- [WORK TO COMPLETE]:
What's wanted is a faithful retyping of every entry, pictures excluded.

[Excerpts from an interface dataset]
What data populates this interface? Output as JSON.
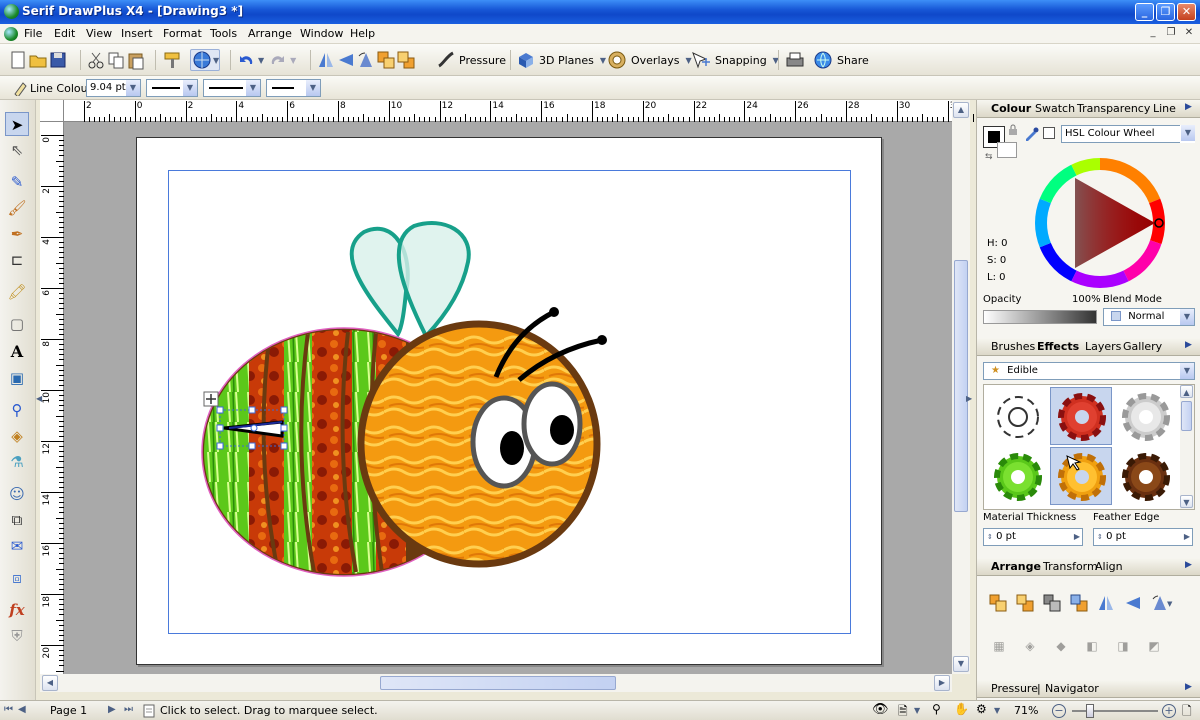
{
  "window": {
    "title": "Serif DrawPlus X4 - [Drawing3 *]"
  },
  "menu": {
    "items": [
      "File",
      "Edit",
      "View",
      "Insert",
      "Format",
      "Tools",
      "Arrange",
      "Window",
      "Help"
    ]
  },
  "toolbar": {
    "pressure_label": "Pressure",
    "planes_label": "3D Planes",
    "overlays_label": "Overlays",
    "snapping_label": "Snapping",
    "share_label": "Share"
  },
  "linebar": {
    "line_colour_label": "Line Colour",
    "line_width": "9.04 pt"
  },
  "ruler": {
    "h_ticks": [
      "2",
      "0",
      "2",
      "4",
      "6",
      "8",
      "10",
      "12",
      "14",
      "16",
      "18",
      "20",
      "22",
      "24",
      "26",
      "28",
      "30",
      "32"
    ],
    "v_ticks": [
      "0",
      "2",
      "4",
      "6",
      "8",
      "10",
      "12",
      "14",
      "16",
      "18",
      "20"
    ]
  },
  "colour_panel": {
    "tabs": [
      "Colour",
      "Swatch",
      "Transparency",
      "Line"
    ],
    "mode": "HSL Colour Wheel",
    "h": "H: 0",
    "s": "S: 0",
    "l": "L: 0",
    "opacity_label": "Opacity",
    "opacity_value": "100%",
    "blend_label": "Blend Mode",
    "blend_value": "Normal"
  },
  "effects_panel": {
    "tabs": [
      "Brushes",
      "Effects",
      "Layers",
      "Gallery"
    ],
    "category": "Edible",
    "material_label": "Material Thickness",
    "material_value": "0 pt",
    "feather_label": "Feather Edge",
    "feather_value": "0 pt"
  },
  "arrange_panel": {
    "tabs": [
      "Arrange",
      "Transform",
      "Align"
    ]
  },
  "bottom_panel": {
    "tabs": [
      "Pressure",
      "Navigator"
    ]
  },
  "status": {
    "page": "Page 1",
    "hint": "Click to select. Drag to marquee select.",
    "zoom": "71%"
  },
  "colors": {
    "accent": "#1a5fe0",
    "wing": "#17a08a",
    "selection": "#4a7adb"
  }
}
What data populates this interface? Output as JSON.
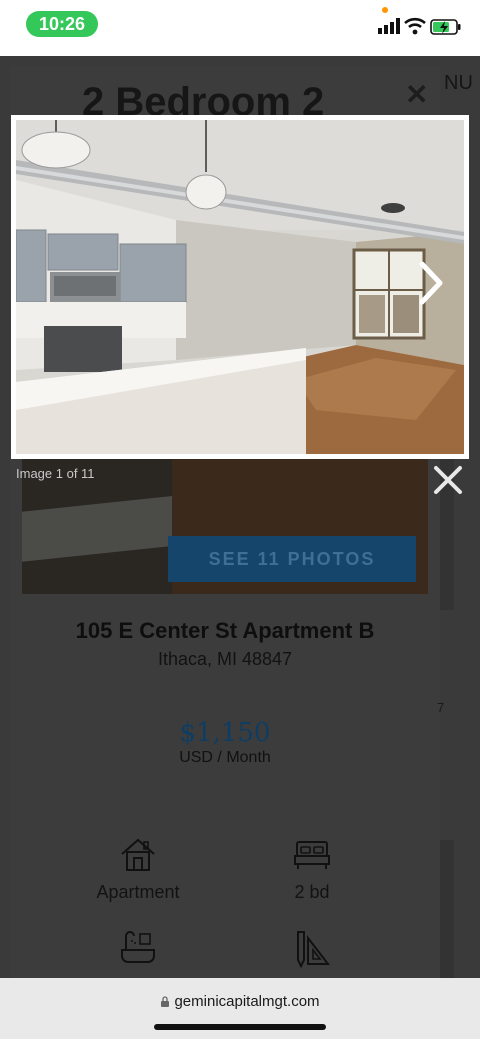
{
  "status_bar": {
    "time": "10:26"
  },
  "background_page": {
    "title": "2 Bedroom 2",
    "menu_fragment": "NU",
    "close_glyph": "✕",
    "see_photos_label": "SEE 11 PHOTOS",
    "address": "105 E Center St Apartment B",
    "city": "Ithaca, MI 48847",
    "price": "$1,150",
    "price_unit": "USD / Month",
    "features": [
      {
        "label": "Apartment",
        "icon": "house-icon"
      },
      {
        "label": "2 bd",
        "icon": "bed-icon"
      },
      {
        "label": "",
        "icon": "bath-icon"
      },
      {
        "label": "",
        "icon": "ruler-pencil-icon"
      }
    ],
    "side_digit": "7"
  },
  "lightbox": {
    "caption": "Image 1 of 11",
    "next_icon": "chevron-right-icon",
    "close_icon": "close-icon"
  },
  "browser": {
    "url": "geminicapitalmgt.com"
  },
  "colors": {
    "accent_blue": "#16456b",
    "status_green": "#34c759",
    "price_blue": "#0e3d64"
  }
}
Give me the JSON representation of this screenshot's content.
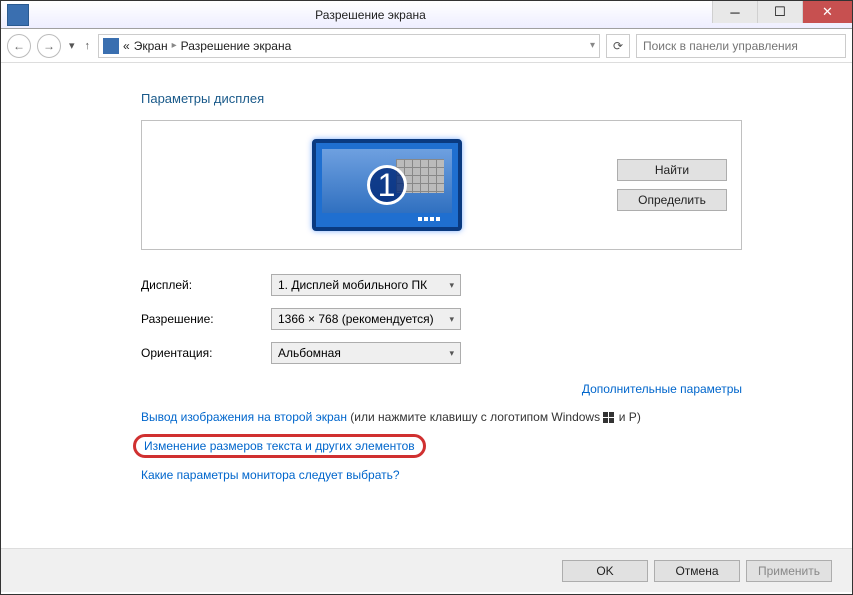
{
  "titlebar": {
    "title": "Разрешение экрана"
  },
  "nav": {
    "breadcrumb_prefix": "«",
    "breadcrumb1": "Экран",
    "breadcrumb2": "Разрешение экрана",
    "search_placeholder": "Поиск в панели управления"
  },
  "heading": "Параметры дисплея",
  "monitor": {
    "number": "1"
  },
  "panel_buttons": {
    "find": "Найти",
    "identify": "Определить"
  },
  "fields": {
    "display_label": "Дисплей:",
    "display_value": "1. Дисплей мобильного ПК",
    "resolution_label": "Разрешение:",
    "resolution_value": "1366 × 768 (рекомендуется)",
    "orientation_label": "Ориентация:",
    "orientation_value": "Альбомная"
  },
  "links": {
    "advanced": "Дополнительные параметры",
    "second_screen_link": "Вывод изображения на второй экран",
    "second_screen_hint": " (или нажмите клавишу с логотипом Windows ",
    "second_screen_hint_tail": " и P)",
    "resize_text": "Изменение размеров текста и других элементов",
    "which_settings": "Какие параметры монитора следует выбрать?"
  },
  "footer": {
    "ok": "OK",
    "cancel": "Отмена",
    "apply": "Применить"
  }
}
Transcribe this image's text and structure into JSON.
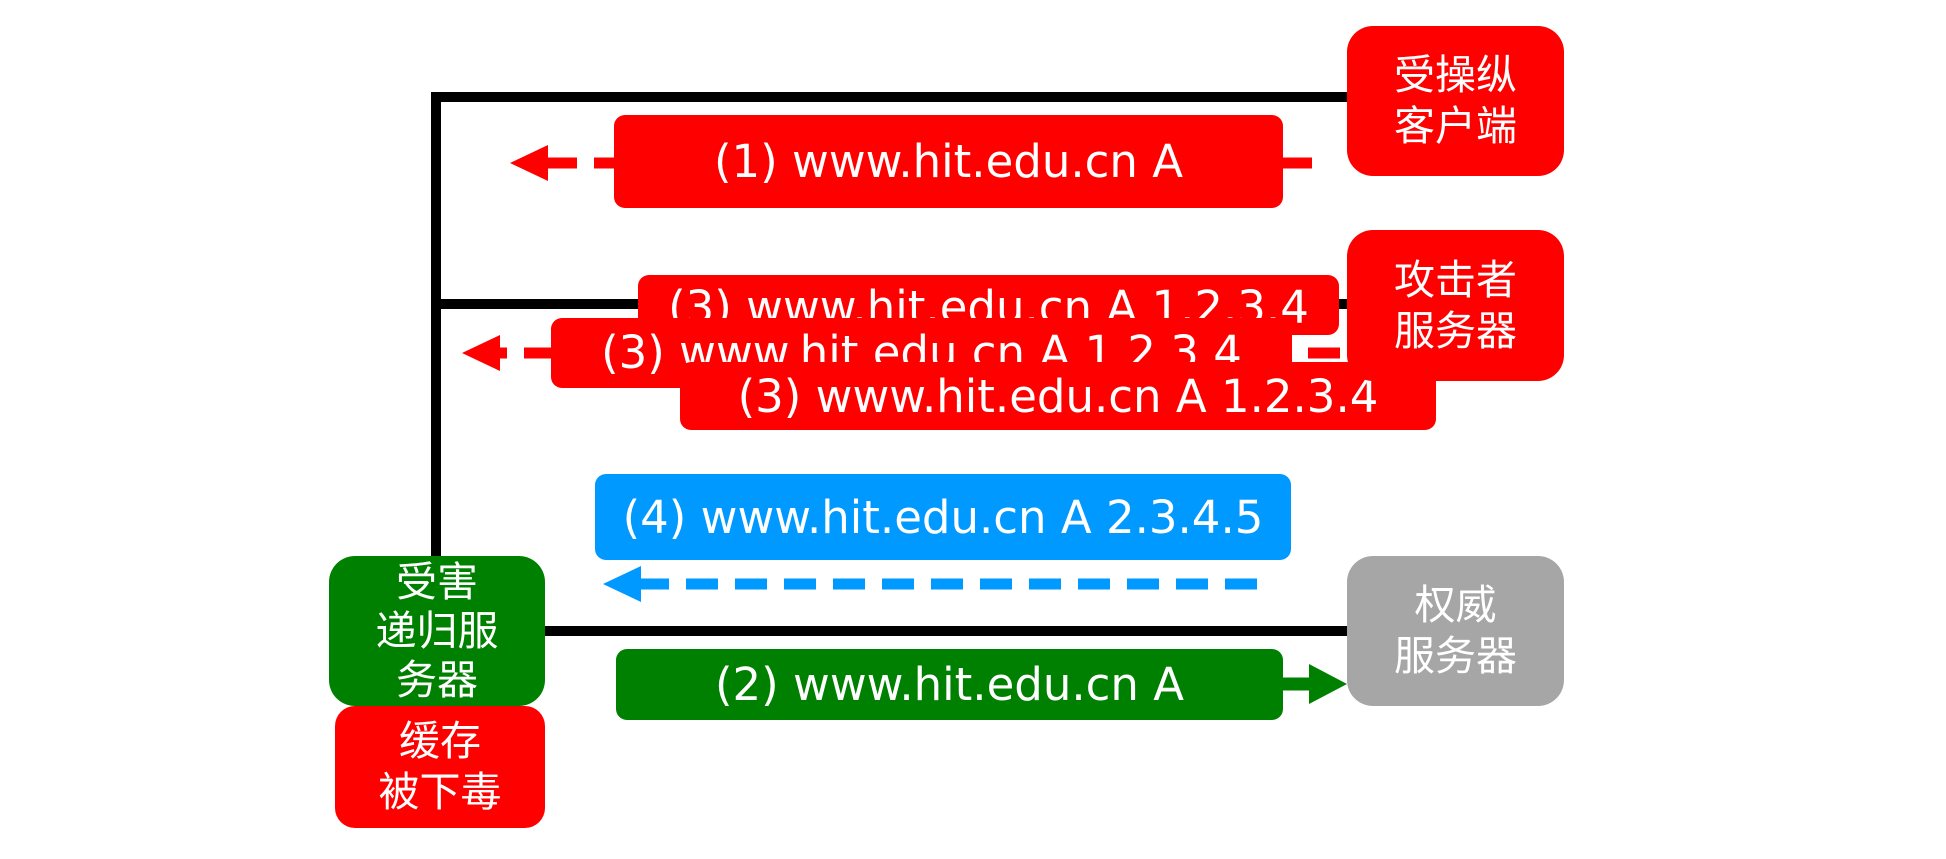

- [EXPECTED ANSWER]:
What data populates this interface? Output as JSON.
{
  "window": {
    "title": "Serif DrawPlus X4 - [Drawing3 *]"
  },
  "menu": {
    "items": [
      "File",
      "Edit",
      "View",
      "Insert",
      "Format",
      "Tools",
      "Arrange",
      "Window",
      "Help"
    ]
  },
  "toolbar": {
    "pressure_label": "Pressure",
    "planes_label": "3D Planes",
    "overlays_label": "Overlays",
    "snapping_label": "Snapping",
    "share_label": "Share"
  },
  "linebar": {
    "line_colour_label": "Line Colour",
    "line_width": "9.04 pt"
  },
  "ruler": {
    "h_ticks": [
      "2",
      "0",
      "2",
      "4",
      "6",
      "8",
      "10",
      "12",
      "14",
      "16",
      "18",
      "20",
      "22",
      "24",
      "26",
      "28",
      "30",
      "32"
    ],
    "v_ticks": [
      "0",
      "2",
      "4",
      "6",
      "8",
      "10",
      "12",
      "14",
      "16",
      "18",
      "20"
    ]
  },
  "colour_panel": {
    "tabs": [
      "Colour",
      "Swatch",
      "Transparency",
      "Line"
    ],
    "mode": "HSL Colour Wheel",
    "h": "H: 0",
    "s": "S: 0",
    "l": "L: 0",
    "opacity_label": "Opacity",
    "opacity_value": "100%",
    "blend_label": "Blend Mode",
    "blend_value": "Normal"
  },
  "effects_panel": {
    "tabs": [
      "Brushes",
      "Effects",
      "Layers",
      "Gallery"
    ],
    "category": "Edible",
    "material_label": "Material Thickness",
    "material_value": "0 pt",
    "feather_label": "Feather Edge",
    "feather_value": "0 pt"
  },
  "arrange_panel": {
    "tabs": [
      "Arrange",
      "Transform",
      "Align"
    ]
  },
  "bottom_panel": {
    "tabs": [
      "Pressure",
      "Navigator"
    ]
  },
  "status": {
    "page": "Page 1",
    "hint": "Click to select. Drag to marquee select.",
    "zoom": "71%"
  },
  "colors": {
    "accent": "#1a5fe0",
    "wing": "#17a08a",
    "selection": "#4a7adb"
  }
}
What data populates this interface? Output as JSON.
{
  "status_bar": {
    "time": "10:26"
  },
  "background_page": {
    "title": "2 Bedroom 2",
    "menu_fragment": "NU",
    "close_glyph": "✕",
    "see_photos_label": "SEE 11 PHOTOS",
    "address": "105 E Center St Apartment B",
    "city": "Ithaca, MI 48847",
    "price": "$1,150",
    "price_unit": "USD / Month",
    "features": [
      {
        "label": "Apartment",
        "icon": "house-icon"
      },
      {
        "label": "2 bd",
        "icon": "bed-icon"
      },
      {
        "label": "",
        "icon": "bath-icon"
      },
      {
        "label": "",
        "icon": "ruler-pencil-icon"
      }
    ],
    "side_digit": "7"
  },
  "lightbox": {
    "caption": "Image 1 of 11",
    "next_icon": "chevron-right-icon",
    "close_icon": "close-icon"
  },
  "browser": {
    "url": "geminicapitalmgt.com"
  },
  "colors": {
    "accent_blue": "#16456b",
    "status_green": "#34c759",
    "price_blue": "#0e3d64"
  }
}
Give me the JSON representation of this screenshot's content.
{
  "titlebar": {
    "title": "Разрешение экрана"
  },
  "nav": {
    "breadcrumb_prefix": "«",
    "breadcrumb1": "Экран",
    "breadcrumb2": "Разрешение экрана",
    "search_placeholder": "Поиск в панели управления"
  },
  "heading": "Параметры дисплея",
  "monitor": {
    "number": "1"
  },
  "panel_buttons": {
    "find": "Найти",
    "identify": "Определить"
  },
  "fields": {
    "display_label": "Дисплей:",
    "display_value": "1. Дисплей мобильного ПК",
    "resolution_label": "Разрешение:",
    "resolution_value": "1366 × 768 (рекомендуется)",
    "orientation_label": "Ориентация:",
    "orientation_value": "Альбомная"
  },
  "links": {
    "advanced": "Дополнительные параметры",
    "second_screen_link": "Вывод изображения на второй экран",
    "second_screen_hint": " (или нажмите клавишу с логотипом Windows ",
    "second_screen_hint_tail": " и P)",
    "resize_text": "Изменение размеров текста и других элементов",
    "which_settings": "Какие параметры монитора следует выбрать?"
  },
  "footer": {
    "ok": "OK",
    "cancel": "Отмена",
    "apply": "Применить"
  }
}
Transcribe this image's text and structure into JSON.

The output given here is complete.